    Benchmark: timing 500 iterations of Dotiac render , Fast render   ...
    
    Dotiac render : 57 wallclock secs ( 0.16 usr +  0.44 sys =  0.59 CPU) @ 843.17/s (n=500)
    Fast render   : 62 wallclock secs ( 0.22 usr +  0.53 sys =  0.75 CPU) @ 668.45/s (n=500)

Tests shows, that DTL::Fast works 26% slower, than Dotiac::DTL in CGI environment.

DTL::Fast steps performance

    1 Cache key  :  0 wallclock secs ( 0.19 usr +  0.00 sys =  0.19 CPU) @ 534759.36/s (n=100000)
    2 Decompress :  0 wallclock secs ( 0.27 usr +  0.00 sys =  0.27 CPU) @ 377358.49/s (n=100000)
    3 Serialize  :  4 wallclock secs ( 3.73 usr +  0.00 sys =  3.73 CPU) @ 26824.03/s (n=100000)
    4 Deserialize:  5 wallclock secs ( 4.26 usr +  0.00 sys =  4.26 CPU) @ 23479.69/s (n=100000)
    5 Compress   : 10 wallclock secs (10.50 usr +  0.00 sys = 10.50 CPU) @ 9524.72/s (n=100000)
    6 Validate   : 11 wallclock secs ( 3.12 usr +  8.05 sys = 11.17 CPU) @ 8952.55/s (n=100000)

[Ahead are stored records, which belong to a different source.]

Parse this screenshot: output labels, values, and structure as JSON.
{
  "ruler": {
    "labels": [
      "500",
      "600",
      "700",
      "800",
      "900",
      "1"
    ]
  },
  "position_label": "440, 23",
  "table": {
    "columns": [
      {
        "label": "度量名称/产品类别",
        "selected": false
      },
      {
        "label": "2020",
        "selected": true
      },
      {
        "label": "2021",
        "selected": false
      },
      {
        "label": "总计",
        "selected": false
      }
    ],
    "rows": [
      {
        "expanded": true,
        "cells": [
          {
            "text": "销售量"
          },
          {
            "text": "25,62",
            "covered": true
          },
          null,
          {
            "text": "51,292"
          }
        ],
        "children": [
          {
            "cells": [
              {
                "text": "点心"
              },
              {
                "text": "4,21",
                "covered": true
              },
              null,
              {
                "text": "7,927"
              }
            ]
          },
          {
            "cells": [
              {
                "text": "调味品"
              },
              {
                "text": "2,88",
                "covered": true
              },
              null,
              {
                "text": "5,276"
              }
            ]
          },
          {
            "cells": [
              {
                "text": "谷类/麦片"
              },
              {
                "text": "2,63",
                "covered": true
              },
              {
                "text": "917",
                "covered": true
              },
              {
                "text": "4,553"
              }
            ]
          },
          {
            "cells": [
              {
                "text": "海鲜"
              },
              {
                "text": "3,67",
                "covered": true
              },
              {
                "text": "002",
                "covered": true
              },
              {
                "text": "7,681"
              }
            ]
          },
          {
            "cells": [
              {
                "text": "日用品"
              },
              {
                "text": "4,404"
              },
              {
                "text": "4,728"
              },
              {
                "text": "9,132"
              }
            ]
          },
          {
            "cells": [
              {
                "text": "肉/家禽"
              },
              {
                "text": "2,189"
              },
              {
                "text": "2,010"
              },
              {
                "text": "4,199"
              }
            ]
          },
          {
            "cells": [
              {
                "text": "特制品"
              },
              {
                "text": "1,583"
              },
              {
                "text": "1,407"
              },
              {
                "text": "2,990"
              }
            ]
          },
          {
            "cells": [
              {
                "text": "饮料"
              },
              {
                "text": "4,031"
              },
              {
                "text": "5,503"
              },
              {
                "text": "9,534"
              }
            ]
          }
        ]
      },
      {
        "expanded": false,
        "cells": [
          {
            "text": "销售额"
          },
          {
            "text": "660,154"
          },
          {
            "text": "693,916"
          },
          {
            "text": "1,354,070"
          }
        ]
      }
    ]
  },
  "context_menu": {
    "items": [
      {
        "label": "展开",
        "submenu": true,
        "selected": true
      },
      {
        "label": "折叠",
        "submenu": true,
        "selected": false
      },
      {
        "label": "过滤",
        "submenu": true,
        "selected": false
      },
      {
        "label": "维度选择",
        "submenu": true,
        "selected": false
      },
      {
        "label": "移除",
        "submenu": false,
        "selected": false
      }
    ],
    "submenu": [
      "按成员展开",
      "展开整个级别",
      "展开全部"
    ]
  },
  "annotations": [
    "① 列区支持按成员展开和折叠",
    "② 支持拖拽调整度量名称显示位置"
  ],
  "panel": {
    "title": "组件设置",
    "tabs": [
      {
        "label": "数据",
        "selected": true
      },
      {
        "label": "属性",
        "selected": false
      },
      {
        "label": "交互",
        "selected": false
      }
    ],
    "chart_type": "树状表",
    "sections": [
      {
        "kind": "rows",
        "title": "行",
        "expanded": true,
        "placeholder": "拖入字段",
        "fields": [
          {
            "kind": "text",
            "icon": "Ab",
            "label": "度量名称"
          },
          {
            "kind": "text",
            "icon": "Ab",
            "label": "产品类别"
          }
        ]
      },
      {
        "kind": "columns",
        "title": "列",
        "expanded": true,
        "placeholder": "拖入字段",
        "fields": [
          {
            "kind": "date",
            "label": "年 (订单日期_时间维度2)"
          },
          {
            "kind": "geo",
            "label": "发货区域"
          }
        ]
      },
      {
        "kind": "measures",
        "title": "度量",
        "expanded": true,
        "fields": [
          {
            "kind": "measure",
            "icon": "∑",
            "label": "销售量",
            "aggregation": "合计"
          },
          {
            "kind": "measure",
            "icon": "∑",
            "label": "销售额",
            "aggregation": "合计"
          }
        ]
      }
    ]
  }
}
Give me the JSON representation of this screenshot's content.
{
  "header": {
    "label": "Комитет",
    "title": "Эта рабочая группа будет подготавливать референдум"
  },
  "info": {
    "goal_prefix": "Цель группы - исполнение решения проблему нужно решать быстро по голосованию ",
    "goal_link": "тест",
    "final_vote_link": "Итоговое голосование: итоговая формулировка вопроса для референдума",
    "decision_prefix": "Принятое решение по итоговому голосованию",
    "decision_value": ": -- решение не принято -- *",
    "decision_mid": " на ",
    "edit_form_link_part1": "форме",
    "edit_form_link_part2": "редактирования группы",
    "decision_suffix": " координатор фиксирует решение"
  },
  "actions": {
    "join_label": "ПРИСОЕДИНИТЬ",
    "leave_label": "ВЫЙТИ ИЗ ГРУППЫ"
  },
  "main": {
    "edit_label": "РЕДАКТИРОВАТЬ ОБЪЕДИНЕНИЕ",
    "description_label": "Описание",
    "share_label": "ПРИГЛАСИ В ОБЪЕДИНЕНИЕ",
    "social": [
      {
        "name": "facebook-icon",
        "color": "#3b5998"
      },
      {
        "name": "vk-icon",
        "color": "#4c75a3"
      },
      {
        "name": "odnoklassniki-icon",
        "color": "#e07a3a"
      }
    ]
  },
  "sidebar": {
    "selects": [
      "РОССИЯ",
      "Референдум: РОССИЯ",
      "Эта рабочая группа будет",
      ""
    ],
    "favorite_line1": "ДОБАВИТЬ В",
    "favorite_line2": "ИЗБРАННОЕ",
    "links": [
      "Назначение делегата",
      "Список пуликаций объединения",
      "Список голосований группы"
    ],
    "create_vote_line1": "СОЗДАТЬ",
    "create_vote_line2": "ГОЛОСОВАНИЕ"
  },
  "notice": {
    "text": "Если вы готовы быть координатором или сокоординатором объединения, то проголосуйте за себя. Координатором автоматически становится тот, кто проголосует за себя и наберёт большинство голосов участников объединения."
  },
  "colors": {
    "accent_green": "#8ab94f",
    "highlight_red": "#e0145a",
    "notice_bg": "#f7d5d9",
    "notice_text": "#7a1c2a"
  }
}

    7 Parse      :  1 wallclock secs ( 0.44 usr +  0.23 sys =  0.67 CPU) @ 1492.54/s (n=1000)
    8 Render     : 11 wallclock secs ( 9.30 usr +  1.14 sys = 10.44 CPU) @ 95.82/s (n=1000)    

SEE ALSO

LICENSE

This module is published under the terms of the MIT license, which basically means "Do with it whatever you want". For more information, see the LICENSE file that should be enclosed with this distributions. A copy of the license is (at the time of writing) also available at http://www.opensource.org/licenses/mit-license.php.

AUTHOR

Copyright (C) 2014-2015 by Alexandr Evstigneev (hurricup@evstigneev.com)